(EXERCISE MATERIAL)

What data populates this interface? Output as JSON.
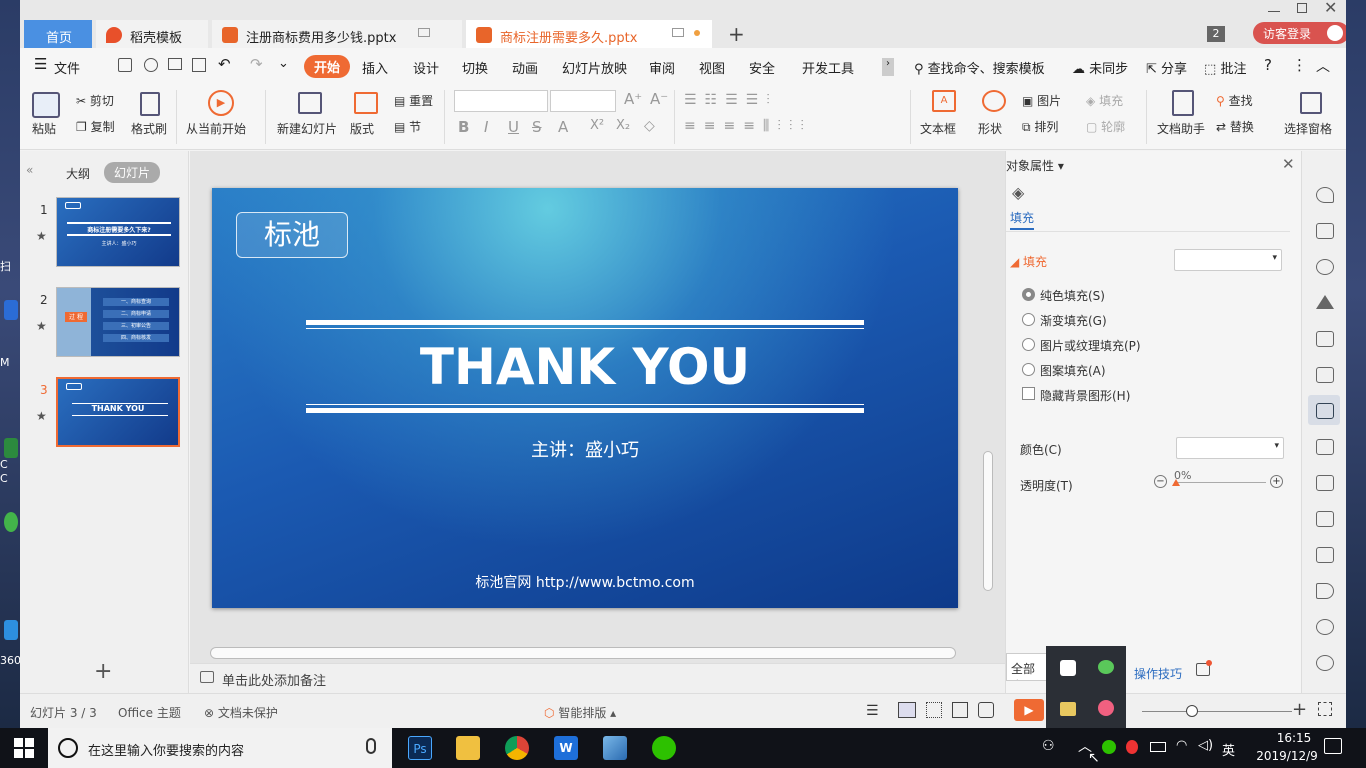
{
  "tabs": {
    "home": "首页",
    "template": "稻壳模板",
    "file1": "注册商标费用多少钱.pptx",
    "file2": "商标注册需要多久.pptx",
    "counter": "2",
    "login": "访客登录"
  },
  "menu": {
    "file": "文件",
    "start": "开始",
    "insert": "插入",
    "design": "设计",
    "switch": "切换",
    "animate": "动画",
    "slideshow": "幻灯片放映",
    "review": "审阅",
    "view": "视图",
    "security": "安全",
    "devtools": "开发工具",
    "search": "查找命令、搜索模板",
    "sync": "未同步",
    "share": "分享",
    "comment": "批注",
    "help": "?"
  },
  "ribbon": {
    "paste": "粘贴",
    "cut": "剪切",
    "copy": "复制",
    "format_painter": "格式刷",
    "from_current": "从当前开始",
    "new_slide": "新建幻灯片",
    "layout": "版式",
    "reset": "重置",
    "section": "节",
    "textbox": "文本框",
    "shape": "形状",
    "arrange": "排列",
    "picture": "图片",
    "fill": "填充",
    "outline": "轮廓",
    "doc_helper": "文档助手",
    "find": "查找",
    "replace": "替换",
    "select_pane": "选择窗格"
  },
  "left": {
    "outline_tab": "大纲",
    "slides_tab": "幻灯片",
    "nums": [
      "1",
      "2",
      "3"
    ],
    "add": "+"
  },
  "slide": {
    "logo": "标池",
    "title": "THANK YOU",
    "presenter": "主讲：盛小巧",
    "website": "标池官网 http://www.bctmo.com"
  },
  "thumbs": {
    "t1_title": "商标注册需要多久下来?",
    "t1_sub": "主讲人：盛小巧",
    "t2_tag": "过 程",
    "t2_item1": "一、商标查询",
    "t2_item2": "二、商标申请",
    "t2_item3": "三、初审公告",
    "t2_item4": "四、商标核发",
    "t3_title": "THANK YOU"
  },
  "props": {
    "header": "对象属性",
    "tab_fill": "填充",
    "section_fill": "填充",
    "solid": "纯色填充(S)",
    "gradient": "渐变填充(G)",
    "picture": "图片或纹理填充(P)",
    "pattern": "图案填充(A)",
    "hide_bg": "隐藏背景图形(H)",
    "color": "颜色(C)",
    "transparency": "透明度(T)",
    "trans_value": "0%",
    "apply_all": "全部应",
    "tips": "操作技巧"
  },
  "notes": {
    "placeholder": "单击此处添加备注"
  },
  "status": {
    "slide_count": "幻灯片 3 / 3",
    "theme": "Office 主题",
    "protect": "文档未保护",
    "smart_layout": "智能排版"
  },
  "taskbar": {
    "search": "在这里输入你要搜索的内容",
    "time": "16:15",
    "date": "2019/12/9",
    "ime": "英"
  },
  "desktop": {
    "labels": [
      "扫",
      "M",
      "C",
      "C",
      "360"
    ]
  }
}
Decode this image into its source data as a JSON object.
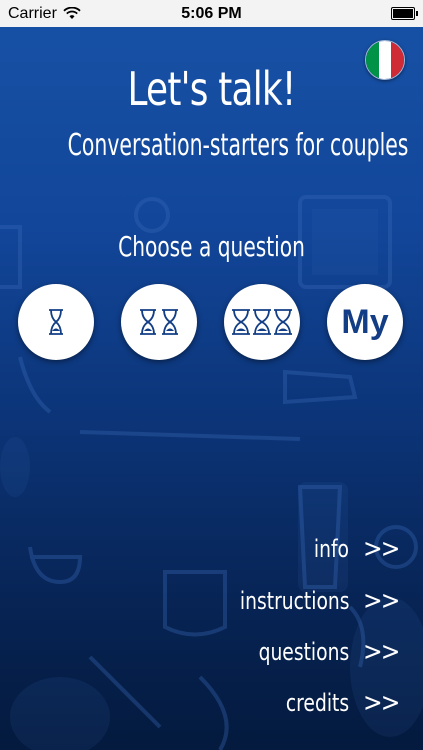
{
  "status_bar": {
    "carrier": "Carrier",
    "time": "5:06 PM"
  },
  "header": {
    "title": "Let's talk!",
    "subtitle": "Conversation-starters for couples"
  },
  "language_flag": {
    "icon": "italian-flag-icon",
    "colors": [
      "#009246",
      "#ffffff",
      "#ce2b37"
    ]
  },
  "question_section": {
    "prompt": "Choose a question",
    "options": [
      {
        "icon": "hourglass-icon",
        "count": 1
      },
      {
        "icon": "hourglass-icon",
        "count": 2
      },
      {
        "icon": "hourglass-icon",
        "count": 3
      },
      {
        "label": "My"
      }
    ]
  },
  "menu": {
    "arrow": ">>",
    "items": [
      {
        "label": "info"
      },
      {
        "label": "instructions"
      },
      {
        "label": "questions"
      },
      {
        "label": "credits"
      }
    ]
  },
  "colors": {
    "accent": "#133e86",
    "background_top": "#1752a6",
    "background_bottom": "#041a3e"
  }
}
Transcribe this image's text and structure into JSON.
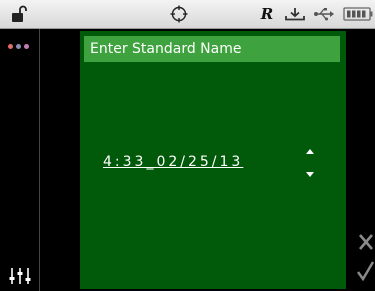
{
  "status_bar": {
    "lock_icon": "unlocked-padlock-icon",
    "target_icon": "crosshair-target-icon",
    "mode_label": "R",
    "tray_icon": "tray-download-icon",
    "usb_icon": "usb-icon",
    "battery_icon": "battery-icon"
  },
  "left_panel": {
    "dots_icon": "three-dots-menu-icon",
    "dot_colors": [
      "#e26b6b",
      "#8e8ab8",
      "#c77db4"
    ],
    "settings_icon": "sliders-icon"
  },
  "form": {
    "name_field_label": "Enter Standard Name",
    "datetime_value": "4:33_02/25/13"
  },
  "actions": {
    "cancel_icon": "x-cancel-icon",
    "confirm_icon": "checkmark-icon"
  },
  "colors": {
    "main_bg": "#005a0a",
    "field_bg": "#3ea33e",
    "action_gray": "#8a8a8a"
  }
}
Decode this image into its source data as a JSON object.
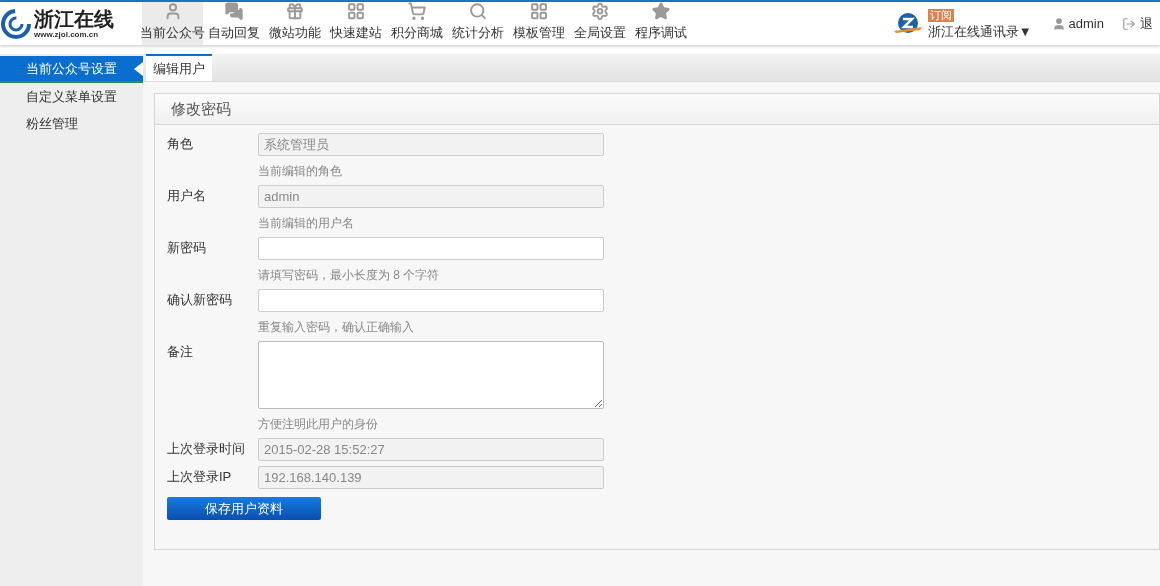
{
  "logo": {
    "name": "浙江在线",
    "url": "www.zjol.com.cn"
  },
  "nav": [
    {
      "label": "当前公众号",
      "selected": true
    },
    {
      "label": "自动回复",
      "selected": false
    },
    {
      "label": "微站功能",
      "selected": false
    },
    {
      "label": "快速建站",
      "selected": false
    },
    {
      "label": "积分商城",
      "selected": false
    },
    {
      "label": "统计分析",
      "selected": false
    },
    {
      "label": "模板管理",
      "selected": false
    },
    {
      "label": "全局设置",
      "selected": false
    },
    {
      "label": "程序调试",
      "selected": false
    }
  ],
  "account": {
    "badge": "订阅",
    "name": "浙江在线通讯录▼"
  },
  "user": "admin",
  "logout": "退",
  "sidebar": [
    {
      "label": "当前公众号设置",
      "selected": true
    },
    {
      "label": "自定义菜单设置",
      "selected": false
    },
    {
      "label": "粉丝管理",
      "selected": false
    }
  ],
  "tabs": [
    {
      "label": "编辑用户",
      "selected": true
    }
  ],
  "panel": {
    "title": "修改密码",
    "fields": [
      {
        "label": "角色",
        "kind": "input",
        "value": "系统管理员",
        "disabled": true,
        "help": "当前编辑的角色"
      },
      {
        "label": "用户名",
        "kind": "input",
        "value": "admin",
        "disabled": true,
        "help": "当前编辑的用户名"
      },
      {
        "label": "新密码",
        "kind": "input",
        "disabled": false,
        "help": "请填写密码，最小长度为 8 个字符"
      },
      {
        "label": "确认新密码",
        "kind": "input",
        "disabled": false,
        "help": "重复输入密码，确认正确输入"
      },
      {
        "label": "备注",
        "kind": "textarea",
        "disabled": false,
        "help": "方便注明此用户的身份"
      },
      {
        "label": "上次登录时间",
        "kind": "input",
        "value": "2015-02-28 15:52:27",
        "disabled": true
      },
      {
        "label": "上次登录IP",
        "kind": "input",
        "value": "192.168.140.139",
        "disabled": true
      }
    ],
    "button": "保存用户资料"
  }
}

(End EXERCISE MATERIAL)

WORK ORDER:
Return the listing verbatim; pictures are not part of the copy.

THE COMPLETED TASK:
What data populates this interface? Output as JSON.
{
  "tabs": {
    "home": "首页",
    "template": "稻壳模板",
    "file1": "注册商标费用多少钱.pptx",
    "file2": "商标注册需要多久.pptx",
    "counter": "2",
    "login": "访客登录"
  },
  "menu": {
    "file": "文件",
    "start": "开始",
    "insert": "插入",
    "design": "设计",
    "switch": "切换",
    "animate": "动画",
    "slideshow": "幻灯片放映",
    "review": "审阅",
    "view": "视图",
    "security": "安全",
    "devtools": "开发工具",
    "search": "查找命令、搜索模板",
    "sync": "未同步",
    "share": "分享",
    "comment": "批注",
    "help": "?"
  },
  "ribbon": {
    "paste": "粘贴",
    "cut": "剪切",
    "copy": "复制",
    "format_painter": "格式刷",
    "from_current": "从当前开始",
    "new_slide": "新建幻灯片",
    "layout": "版式",
    "reset": "重置",
    "section": "节",
    "textbox": "文本框",
    "shape": "形状",
    "arrange": "排列",
    "picture": "图片",
    "fill": "填充",
    "outline": "轮廓",
    "doc_helper": "文档助手",
    "find": "查找",
    "replace": "替换",
    "select_pane": "选择窗格"
  },
  "left": {
    "outline_tab": "大纲",
    "slides_tab": "幻灯片",
    "nums": [
      "1",
      "2",
      "3"
    ],
    "add": "+"
  },
  "slide": {
    "logo": "标池",
    "title": "THANK YOU",
    "presenter": "主讲：盛小巧",
    "website": "标池官网 http://www.bctmo.com"
  },
  "thumbs": {
    "t1_title": "商标注册需要多久下来?",
    "t1_sub": "主讲人：盛小巧",
    "t2_tag": "过 程",
    "t2_item1": "一、商标查询",
    "t2_item2": "二、商标申请",
    "t2_item3": "三、初审公告",
    "t2_item4": "四、商标核发",
    "t3_title": "THANK YOU"
  },
  "props": {
    "header": "对象属性",
    "tab_fill": "填充",
    "section_fill": "填充",
    "solid": "纯色填充(S)",
    "gradient": "渐变填充(G)",
    "picture": "图片或纹理填充(P)",
    "pattern": "图案填充(A)",
    "hide_bg": "隐藏背景图形(H)",
    "color": "颜色(C)",
    "transparency": "透明度(T)",
    "trans_value": "0%",
    "apply_all": "全部应",
    "tips": "操作技巧"
  },
  "notes": {
    "placeholder": "单击此处添加备注"
  },
  "status": {
    "slide_count": "幻灯片 3 / 3",
    "theme": "Office 主题",
    "protect": "文档未保护",
    "smart_layout": "智能排版"
  },
  "taskbar": {
    "search": "在这里输入你要搜索的内容",
    "time": "16:15",
    "date": "2019/12/9",
    "ime": "英"
  },
  "desktop": {
    "labels": [
      "扫",
      "M",
      "C",
      "C",
      "360"
    ]
  }
}
Decode this image into its source data as a JSON object.
{
  "status_bar": {
    "carrier": "Carrier",
    "time": "5:06 PM"
  },
  "header": {
    "title": "Let's talk!",
    "subtitle": "Conversation-starters for couples"
  },
  "language_flag": {
    "icon": "italian-flag-icon",
    "colors": [
      "#009246",
      "#ffffff",
      "#ce2b37"
    ]
  },
  "question_section": {
    "prompt": "Choose a question",
    "options": [
      {
        "icon": "hourglass-icon",
        "count": 1
      },
      {
        "icon": "hourglass-icon",
        "count": 2
      },
      {
        "icon": "hourglass-icon",
        "count": 3
      },
      {
        "label": "My"
      }
    ]
  },
  "menu": {
    "arrow": ">>",
    "items": [
      {
        "label": "info"
      },
      {
        "label": "instructions"
      },
      {
        "label": "questions"
      },
      {
        "label": "credits"
      }
    ]
  },
  "colors": {
    "accent": "#133e86",
    "background_top": "#1752a6",
    "background_bottom": "#041a3e"
  }
}
Transcribe this image's text and structure into JSON.
{
  "status_bar": {
    "lock_icon": "unlocked-padlock-icon",
    "target_icon": "crosshair-target-icon",
    "mode_label": "R",
    "tray_icon": "tray-download-icon",
    "usb_icon": "usb-icon",
    "battery_icon": "battery-icon"
  },
  "left_panel": {
    "dots_icon": "three-dots-menu-icon",
    "dot_colors": [
      "#e26b6b",
      "#8e8ab8",
      "#c77db4"
    ],
    "settings_icon": "sliders-icon"
  },
  "form": {
    "name_field_label": "Enter Standard Name",
    "datetime_value": "4:33_02/25/13"
  },
  "actions": {
    "cancel_icon": "x-cancel-icon",
    "confirm_icon": "checkmark-icon"
  },
  "colors": {
    "main_bg": "#005a0a",
    "field_bg": "#3ea33e",
    "action_gray": "#8a8a8a"
  }
}
Decode this image into its source data as a JSON object.
{
  "logo": {
    "name": "浙江在线",
    "url": "www.zjol.com.cn"
  },
  "nav": [
    {
      "label": "当前公众号",
      "selected": true
    },
    {
      "label": "自动回复",
      "selected": false
    },
    {
      "label": "微站功能",
      "selected": false
    },
    {
      "label": "快速建站",
      "selected": false
    },
    {
      "label": "积分商城",
      "selected": false
    },
    {
      "label": "统计分析",
      "selected": false
    },
    {
      "label": "模板管理",
      "selected": false
    },
    {
      "label": "全局设置",
      "selected": false
    },
    {
      "label": "程序调试",
      "selected": false
    }
  ],
  "account": {
    "badge": "订阅",
    "name": "浙江在线通讯录▼"
  },
  "user": "admin",
  "logout": "退",
  "sidebar": [
    {
      "label": "当前公众号设置",
      "selected": true
    },
    {
      "label": "自定义菜单设置",
      "selected": false
    },
    {
      "label": "粉丝管理",
      "selected": false
    }
  ],
  "tabs": [
    {
      "label": "编辑用户",
      "selected": true
    }
  ],
  "panel": {
    "title": "修改密码",
    "fields": [
      {
        "label": "角色",
        "kind": "input",
        "value": "系统管理员",
        "disabled": true,
        "help": "当前编辑的角色"
      },
      {
        "label": "用户名",
        "kind": "input",
        "value": "admin",
        "disabled": true,
        "help": "当前编辑的用户名"
      },
      {
        "label": "新密码",
        "kind": "input",
        "disabled": false,
        "help": "请填写密码，最小长度为 8 个字符"
      },
      {
        "label": "确认新密码",
        "kind": "input",
        "disabled": false,
        "help": "重复输入密码，确认正确输入"
      },
      {
        "label": "备注",
        "kind": "textarea",
        "disabled": false,
        "help": "方便注明此用户的身份"
      },
      {
        "label": "上次登录时间",
        "kind": "input",
        "value": "2015-02-28 15:52:27",
        "disabled": true
      },
      {
        "label": "上次登录IP",
        "kind": "input",
        "value": "192.168.140.139",
        "disabled": true
      }
    ],
    "button": "保存用户资料"
  }
}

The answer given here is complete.